The effects on the troops themselves is also endemic. There have been numerous incidents of deleterious health effects from exposure to depleted uranium on military personnel as well as civilians, including devastating respiratory disease, gastrointestinal problems, neurological disorders, kidney stones, skin and vision problems, and various forms of cancer and birth defects. A number of leukemia deaths within a year among 60,000 Italian soldiers serving in Kosovo have been linked to depleted uranium.
For those interested in reading more about the health effects associated with depleted uranium weapons, I invite you to read the following study from M. Ragheb which provides a more scientific approach and an open discussion on the topics of DU
While we were initially focusing on France’s DU weaponry being shipped into Ukraine, it’s clear that other countries, including the US, UK, Sweden, and possibly Germany – are also trafficking vast amounts of deadly depleted uranium products into that country.

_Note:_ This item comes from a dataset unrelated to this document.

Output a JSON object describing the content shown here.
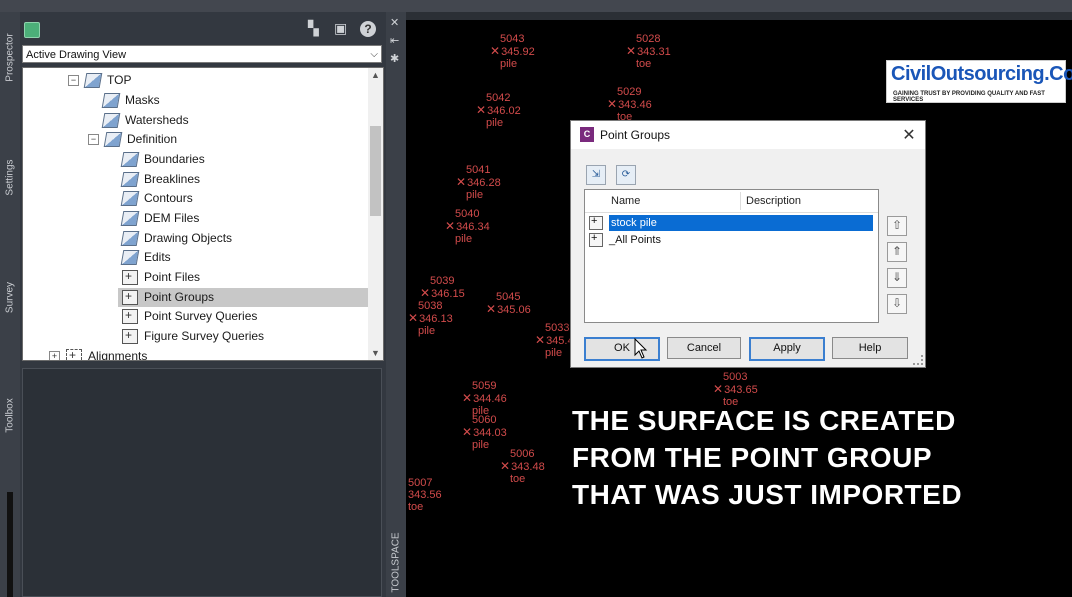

By the time this latest war is over, it is very likely that the amount of DU material released in Ukraine may surpass levels seen in the Yugoslavian War, and the Iraq wars.
How long will international human rights, anti-war, and nonproliferation organizations stay silent on this crucial issue?
The lack of any treaty regulating the use of DU, and the curious absence of applicable rules under existing international humanitarian law (IHL) treaties have created a legal lacuna concerning the use of DU in military training, and especially international armed conflicts (IAC) or non-international armed conflicts (NIAC). As most armed conflicts in the contemporary world are often non-international in nature, but with certain cross-border elements, it raises the critical question of whether a common international framework to regulate DU in IAC and NIAC is required.
Finally, much more research is needed to better understand the adverse effects resulting from the use of DU in order to create a general consensus to seriously regulate or prohibit its use.